Read the lines of the data below and retrieve those with "sublabel".

### Data about app and page elements
------

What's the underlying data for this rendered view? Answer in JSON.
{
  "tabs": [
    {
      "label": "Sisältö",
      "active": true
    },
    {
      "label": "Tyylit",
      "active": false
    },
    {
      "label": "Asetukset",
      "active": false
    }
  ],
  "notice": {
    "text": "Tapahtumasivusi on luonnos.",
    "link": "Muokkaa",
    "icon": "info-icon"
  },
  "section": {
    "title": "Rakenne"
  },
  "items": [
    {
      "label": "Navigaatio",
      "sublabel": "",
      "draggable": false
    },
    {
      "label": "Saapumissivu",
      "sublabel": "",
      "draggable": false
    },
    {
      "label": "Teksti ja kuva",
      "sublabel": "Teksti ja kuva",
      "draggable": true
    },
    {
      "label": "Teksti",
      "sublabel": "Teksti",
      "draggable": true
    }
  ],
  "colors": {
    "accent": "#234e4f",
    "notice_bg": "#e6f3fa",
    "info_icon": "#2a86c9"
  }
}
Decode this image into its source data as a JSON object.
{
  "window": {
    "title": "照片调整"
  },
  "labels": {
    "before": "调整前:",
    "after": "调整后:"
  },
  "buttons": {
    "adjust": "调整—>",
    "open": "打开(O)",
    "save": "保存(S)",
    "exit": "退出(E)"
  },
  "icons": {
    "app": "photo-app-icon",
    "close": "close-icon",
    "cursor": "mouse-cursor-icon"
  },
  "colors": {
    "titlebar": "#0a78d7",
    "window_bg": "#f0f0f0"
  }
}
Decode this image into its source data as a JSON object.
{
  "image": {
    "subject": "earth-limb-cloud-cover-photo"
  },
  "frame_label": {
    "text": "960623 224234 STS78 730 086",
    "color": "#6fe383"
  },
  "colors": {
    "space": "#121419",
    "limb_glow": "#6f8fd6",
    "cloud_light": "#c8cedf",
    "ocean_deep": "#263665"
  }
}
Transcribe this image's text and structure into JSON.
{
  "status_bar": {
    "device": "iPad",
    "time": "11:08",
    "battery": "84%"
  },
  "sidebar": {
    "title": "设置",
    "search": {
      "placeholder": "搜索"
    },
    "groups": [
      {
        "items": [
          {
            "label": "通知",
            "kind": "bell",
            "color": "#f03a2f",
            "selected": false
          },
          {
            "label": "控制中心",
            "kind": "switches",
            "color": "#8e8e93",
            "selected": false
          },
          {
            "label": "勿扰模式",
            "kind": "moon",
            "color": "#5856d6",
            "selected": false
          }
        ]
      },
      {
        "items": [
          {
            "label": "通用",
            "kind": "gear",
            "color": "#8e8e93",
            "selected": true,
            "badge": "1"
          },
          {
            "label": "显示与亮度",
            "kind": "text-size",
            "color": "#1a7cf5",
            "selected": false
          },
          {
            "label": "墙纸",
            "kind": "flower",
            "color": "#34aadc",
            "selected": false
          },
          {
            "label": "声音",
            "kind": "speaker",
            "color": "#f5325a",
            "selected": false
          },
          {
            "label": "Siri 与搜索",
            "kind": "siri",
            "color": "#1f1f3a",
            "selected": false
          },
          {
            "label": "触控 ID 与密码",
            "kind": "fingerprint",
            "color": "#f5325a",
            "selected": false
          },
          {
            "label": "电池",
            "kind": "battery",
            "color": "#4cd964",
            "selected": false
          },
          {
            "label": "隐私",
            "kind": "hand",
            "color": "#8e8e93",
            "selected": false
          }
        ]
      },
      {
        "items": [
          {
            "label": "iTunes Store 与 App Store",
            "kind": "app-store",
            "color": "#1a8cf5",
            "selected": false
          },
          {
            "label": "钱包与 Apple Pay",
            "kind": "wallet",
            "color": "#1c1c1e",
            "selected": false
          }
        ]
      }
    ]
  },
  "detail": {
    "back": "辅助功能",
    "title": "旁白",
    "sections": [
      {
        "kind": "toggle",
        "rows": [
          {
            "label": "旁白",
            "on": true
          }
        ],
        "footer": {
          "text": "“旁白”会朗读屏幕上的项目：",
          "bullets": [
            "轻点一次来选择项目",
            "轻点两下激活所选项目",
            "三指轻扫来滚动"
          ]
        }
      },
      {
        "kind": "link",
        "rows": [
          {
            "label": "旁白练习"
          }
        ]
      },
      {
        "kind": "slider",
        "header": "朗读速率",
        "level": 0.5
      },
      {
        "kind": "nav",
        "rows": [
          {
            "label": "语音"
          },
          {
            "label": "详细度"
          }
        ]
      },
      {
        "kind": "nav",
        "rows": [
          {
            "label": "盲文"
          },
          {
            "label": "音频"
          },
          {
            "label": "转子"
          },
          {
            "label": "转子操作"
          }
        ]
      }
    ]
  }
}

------

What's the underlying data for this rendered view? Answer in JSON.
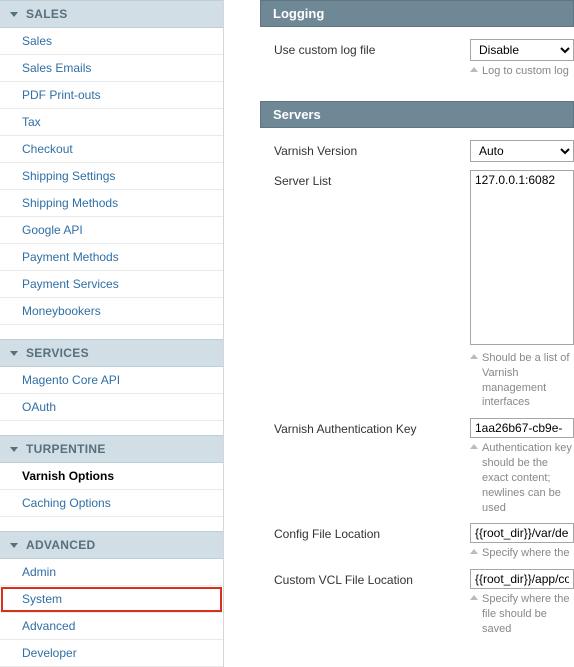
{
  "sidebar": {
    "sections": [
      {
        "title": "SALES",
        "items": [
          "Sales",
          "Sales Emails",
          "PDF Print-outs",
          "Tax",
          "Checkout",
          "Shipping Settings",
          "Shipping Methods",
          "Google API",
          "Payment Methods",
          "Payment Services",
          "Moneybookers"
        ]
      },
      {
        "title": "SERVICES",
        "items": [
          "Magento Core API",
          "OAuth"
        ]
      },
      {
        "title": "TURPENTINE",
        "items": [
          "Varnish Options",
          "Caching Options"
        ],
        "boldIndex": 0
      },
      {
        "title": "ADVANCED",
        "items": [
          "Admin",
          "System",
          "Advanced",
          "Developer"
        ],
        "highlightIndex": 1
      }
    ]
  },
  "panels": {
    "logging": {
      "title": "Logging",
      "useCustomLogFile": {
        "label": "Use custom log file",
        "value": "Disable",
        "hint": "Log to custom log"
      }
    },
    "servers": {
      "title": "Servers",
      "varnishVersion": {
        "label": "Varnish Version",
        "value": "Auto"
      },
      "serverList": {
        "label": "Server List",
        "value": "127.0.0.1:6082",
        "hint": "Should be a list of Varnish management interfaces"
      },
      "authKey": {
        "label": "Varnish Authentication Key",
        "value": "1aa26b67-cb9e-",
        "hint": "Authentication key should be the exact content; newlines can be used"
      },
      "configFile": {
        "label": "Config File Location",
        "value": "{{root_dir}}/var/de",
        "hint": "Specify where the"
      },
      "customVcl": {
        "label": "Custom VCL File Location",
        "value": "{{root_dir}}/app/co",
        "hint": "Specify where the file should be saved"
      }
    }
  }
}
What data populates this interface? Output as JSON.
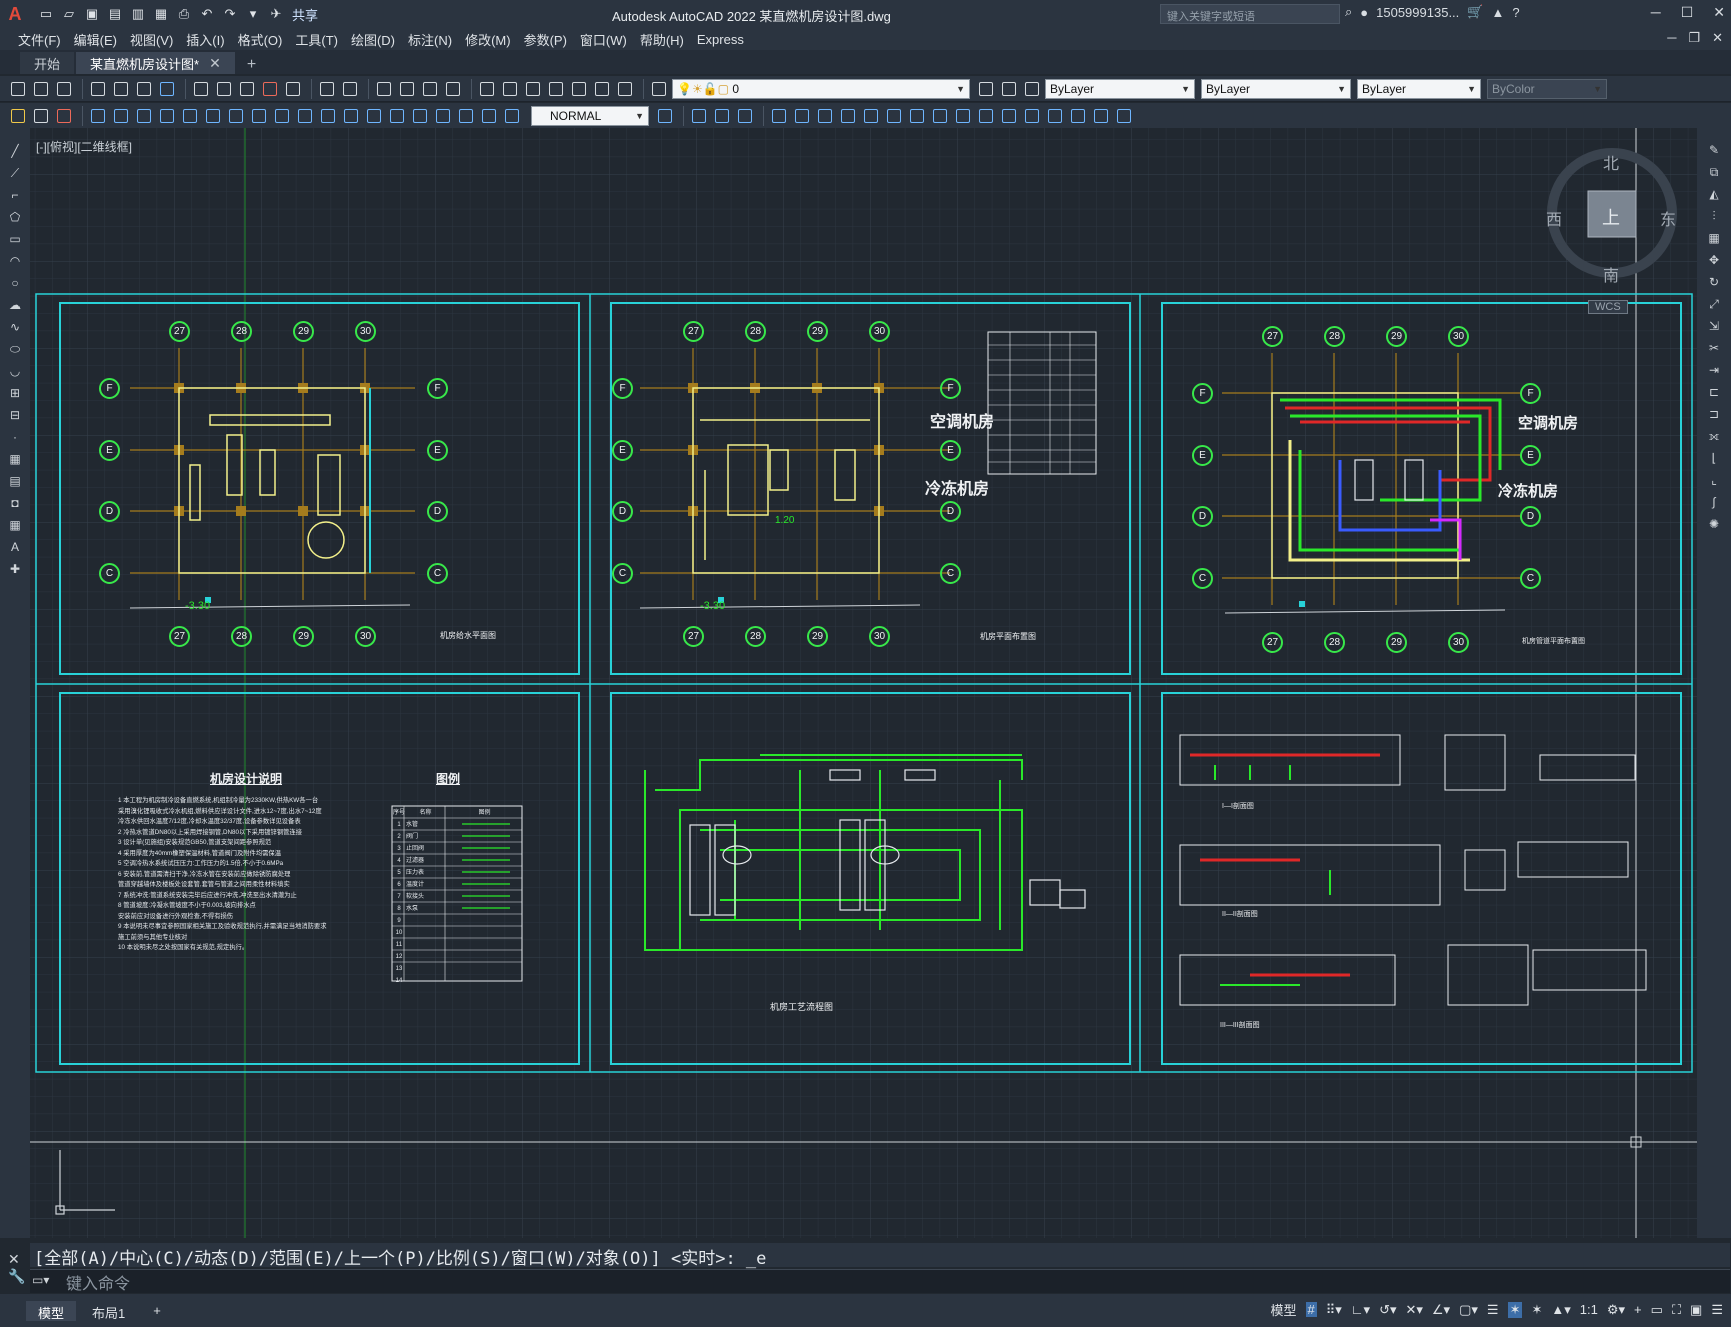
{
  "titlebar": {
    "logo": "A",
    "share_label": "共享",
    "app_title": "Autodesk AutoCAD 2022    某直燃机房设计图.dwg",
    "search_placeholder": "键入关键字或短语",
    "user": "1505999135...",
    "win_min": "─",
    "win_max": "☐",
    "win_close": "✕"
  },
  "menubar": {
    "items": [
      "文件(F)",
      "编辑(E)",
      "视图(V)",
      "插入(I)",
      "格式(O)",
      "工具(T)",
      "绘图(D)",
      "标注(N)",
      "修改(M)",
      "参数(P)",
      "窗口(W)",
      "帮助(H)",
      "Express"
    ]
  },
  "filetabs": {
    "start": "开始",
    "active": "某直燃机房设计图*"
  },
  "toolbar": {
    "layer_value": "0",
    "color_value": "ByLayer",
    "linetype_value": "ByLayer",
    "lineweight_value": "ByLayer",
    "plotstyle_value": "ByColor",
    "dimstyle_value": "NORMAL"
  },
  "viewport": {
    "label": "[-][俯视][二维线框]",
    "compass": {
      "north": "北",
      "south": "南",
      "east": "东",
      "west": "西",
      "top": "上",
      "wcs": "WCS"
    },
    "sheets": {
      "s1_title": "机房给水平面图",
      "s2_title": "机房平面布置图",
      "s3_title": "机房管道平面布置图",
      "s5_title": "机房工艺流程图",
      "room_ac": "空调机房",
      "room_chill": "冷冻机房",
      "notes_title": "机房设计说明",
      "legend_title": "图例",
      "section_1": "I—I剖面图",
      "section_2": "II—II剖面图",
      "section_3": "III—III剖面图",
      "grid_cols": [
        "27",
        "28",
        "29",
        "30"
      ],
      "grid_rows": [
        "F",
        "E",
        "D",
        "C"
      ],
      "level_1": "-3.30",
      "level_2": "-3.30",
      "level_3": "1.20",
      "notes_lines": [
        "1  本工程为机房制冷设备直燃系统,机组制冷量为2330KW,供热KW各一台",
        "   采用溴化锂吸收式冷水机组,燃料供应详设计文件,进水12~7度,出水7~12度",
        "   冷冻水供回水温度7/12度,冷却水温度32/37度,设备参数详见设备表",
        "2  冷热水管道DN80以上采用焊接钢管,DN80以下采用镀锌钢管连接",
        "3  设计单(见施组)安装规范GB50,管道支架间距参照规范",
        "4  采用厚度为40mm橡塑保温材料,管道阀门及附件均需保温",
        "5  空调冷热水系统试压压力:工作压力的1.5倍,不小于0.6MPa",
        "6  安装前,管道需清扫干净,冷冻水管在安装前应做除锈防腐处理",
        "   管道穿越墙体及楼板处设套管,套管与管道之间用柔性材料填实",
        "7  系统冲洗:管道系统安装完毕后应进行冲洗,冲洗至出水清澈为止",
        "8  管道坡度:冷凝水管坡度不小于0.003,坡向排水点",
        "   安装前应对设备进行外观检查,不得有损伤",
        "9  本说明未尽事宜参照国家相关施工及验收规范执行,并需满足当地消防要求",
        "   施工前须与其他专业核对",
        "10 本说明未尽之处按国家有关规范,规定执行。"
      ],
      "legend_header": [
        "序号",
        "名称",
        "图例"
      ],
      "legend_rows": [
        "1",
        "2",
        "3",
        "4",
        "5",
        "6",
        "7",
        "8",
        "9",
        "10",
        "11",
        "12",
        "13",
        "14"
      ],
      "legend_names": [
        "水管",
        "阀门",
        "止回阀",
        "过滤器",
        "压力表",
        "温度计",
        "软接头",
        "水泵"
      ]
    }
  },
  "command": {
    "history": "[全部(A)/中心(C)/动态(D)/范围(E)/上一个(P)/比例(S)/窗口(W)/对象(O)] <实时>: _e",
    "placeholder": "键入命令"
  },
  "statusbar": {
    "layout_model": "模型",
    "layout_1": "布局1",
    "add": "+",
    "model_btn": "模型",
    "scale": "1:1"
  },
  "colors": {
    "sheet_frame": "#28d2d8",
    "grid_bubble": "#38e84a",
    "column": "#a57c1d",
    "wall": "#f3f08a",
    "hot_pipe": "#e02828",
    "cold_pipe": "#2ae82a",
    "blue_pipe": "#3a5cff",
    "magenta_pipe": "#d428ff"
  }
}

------

### Exercise response
      "sublabel": "",
      "sublabel": "",
      "sublabel": "Teksti ja kuva",
      "sublabel": "Teksti",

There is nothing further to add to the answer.